According to Atlassian, the average employee attends around 62 meetings a month—and considers half of those meetings to be wasted time. In fact, 91% of workers daydream during meetings, and 39% have even taken a nap!
With all the unproductivity (and let’s be honest, resentment) that meetings cause, it may be time to implement a day at your company with no meetings.
“No Meetings Mondays” has a catchy name, but there’s no reason you can’t set an internal meetings ban for any day of the week.
The real question is: Should you? We’ll help you determine if this policy is a good fit for your office.
What’s the Goal of Your Typical Meeting?
First, think about what types of meetings are most common at your company. Are they for brainstorming, sharing information, giving status updates, making decisions, or team building?
Seventy percent of employees feel they get nothing out of status update meetings (at which you share progress, obstacles, and future plans)—which means if you have a lot of them, designating a no meetings day is probably wise.

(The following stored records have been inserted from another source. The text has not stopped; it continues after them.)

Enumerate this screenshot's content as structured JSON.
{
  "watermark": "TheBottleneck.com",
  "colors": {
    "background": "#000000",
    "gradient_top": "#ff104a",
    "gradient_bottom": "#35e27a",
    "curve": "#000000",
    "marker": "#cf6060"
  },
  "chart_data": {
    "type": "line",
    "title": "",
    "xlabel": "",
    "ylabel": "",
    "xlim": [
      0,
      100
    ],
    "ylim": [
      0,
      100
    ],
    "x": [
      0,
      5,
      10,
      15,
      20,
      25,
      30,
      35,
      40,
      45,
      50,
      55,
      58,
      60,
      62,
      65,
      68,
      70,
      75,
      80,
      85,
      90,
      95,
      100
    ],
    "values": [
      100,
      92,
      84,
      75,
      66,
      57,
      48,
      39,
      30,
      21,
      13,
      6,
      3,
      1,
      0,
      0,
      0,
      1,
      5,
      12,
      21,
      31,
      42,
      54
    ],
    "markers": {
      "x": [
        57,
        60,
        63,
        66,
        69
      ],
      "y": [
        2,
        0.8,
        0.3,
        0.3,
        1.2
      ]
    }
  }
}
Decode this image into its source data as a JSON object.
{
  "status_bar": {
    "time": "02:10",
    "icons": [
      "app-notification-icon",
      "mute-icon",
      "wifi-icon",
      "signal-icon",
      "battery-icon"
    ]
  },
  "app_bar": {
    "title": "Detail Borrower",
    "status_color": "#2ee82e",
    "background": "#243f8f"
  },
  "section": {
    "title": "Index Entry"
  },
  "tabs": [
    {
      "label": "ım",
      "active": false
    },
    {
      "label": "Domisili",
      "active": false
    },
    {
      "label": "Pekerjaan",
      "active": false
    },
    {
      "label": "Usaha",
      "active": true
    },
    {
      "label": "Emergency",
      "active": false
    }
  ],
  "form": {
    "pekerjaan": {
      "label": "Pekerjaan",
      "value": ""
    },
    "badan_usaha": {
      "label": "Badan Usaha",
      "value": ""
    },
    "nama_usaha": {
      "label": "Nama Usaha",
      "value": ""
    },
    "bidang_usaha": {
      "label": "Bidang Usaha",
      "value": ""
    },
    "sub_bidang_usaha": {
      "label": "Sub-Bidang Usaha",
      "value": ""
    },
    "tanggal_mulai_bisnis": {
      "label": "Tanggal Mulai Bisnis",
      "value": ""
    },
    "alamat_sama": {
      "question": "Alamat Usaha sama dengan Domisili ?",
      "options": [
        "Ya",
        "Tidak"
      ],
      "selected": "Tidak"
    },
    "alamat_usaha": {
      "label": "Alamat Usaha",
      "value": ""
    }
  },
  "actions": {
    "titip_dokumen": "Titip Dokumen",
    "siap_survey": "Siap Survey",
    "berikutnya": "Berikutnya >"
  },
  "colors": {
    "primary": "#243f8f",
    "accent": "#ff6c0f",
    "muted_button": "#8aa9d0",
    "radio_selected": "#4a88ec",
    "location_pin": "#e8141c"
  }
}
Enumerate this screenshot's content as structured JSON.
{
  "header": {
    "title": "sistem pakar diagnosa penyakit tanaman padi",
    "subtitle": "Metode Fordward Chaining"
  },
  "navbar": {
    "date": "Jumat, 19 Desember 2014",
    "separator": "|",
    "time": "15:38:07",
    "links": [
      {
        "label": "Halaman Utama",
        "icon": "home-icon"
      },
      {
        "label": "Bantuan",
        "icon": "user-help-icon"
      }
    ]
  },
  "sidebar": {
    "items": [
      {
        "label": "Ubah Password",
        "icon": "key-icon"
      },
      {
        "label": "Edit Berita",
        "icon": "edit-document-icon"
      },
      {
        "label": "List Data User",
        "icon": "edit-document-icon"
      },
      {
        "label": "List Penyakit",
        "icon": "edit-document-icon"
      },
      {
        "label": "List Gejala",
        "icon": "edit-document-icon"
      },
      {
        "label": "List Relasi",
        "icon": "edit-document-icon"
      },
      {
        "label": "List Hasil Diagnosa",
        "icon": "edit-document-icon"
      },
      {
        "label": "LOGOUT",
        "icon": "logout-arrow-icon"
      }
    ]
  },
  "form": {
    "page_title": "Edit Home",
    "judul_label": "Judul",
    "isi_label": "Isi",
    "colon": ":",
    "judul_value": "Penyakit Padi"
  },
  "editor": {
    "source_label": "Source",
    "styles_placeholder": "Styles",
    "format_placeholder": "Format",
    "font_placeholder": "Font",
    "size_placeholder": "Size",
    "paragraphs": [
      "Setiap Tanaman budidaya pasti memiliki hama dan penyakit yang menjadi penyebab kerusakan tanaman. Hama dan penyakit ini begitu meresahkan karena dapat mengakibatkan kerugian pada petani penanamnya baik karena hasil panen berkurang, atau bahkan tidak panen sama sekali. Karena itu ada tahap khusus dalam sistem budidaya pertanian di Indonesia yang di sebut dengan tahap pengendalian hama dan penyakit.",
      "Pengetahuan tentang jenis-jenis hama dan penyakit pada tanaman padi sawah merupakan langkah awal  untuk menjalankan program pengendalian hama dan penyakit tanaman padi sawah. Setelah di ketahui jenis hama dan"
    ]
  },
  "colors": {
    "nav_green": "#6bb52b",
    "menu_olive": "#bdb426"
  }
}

Furthermore, information sharing (presentations, speaker sessions, etc.), brainstorming and team-building meetings aren’t so crucial that they can’t be delegated to a different day of the week.
However, if your company is mainly holding decision-making sessions, blocking them from everyone’s schedules for a full day every week could actually harm your productivity.
How Do Your Employees Work?
Paul Graham, one of the founders of Y Combinator, explains that meetings are more harmful to a certain type of employee; specifically, “makers.”
“A single meeting can blow a whole afternoon, by breaking it into two pieces each too small to do anything hard in,” he writes. “In addition there’s sometimes a cascading effect. If I know the afternoon is going to be broken up, I’m slightly less likely to start something ambitious in the morning.”
The takeaway: If most of your employees are focusing on producing something—whether that’s code, content, reports, and so on—then declaring a no meetings day will dramatically increase what they’re able to accomplish on that day.
In addition, your team’s morale will go up. After all, everyone will be looking forward to that day of the work-week—and after it’s over, they’ll feel accomplished, engaged, and refreshed.
Will You Get Total Buy-In?
One of the reasons you shouldn’t implement a scheduled meetings ban is if you suspect there will be rule-breakers. Even just a couple of employees holding meetings on the off-limits day will make the entire policy weaken. Eventually, most people will probably ignore it.
That’s why no meeting days work particularly well for startups, which usually have smaller teams. Asana, a software company, started “No Meetings Wednesdays” when approximately 100 people were working there. That’s still a fairly big team—any bigger, and Asana’s meetings injunction probably wouldn’t have worked.
If you’re unsure if your employees will commit, just ask them! Holding a poll through platforms such as RubiBoard, will allow you to quickly and easily see how much enthusiasm there is for the no meetings day concept. If more than 70% of your team members are in favor, that’s a good reason to go ahead.
After asking and answering these three questions, you should have a much better idea of whether a meetings-free day is right for your office.
About the Author
Aja Frost is a freelance writer who covers career, lifestyle, current events, and social justice. Say hi to her on Twitter.
Tags: company culture, company meetings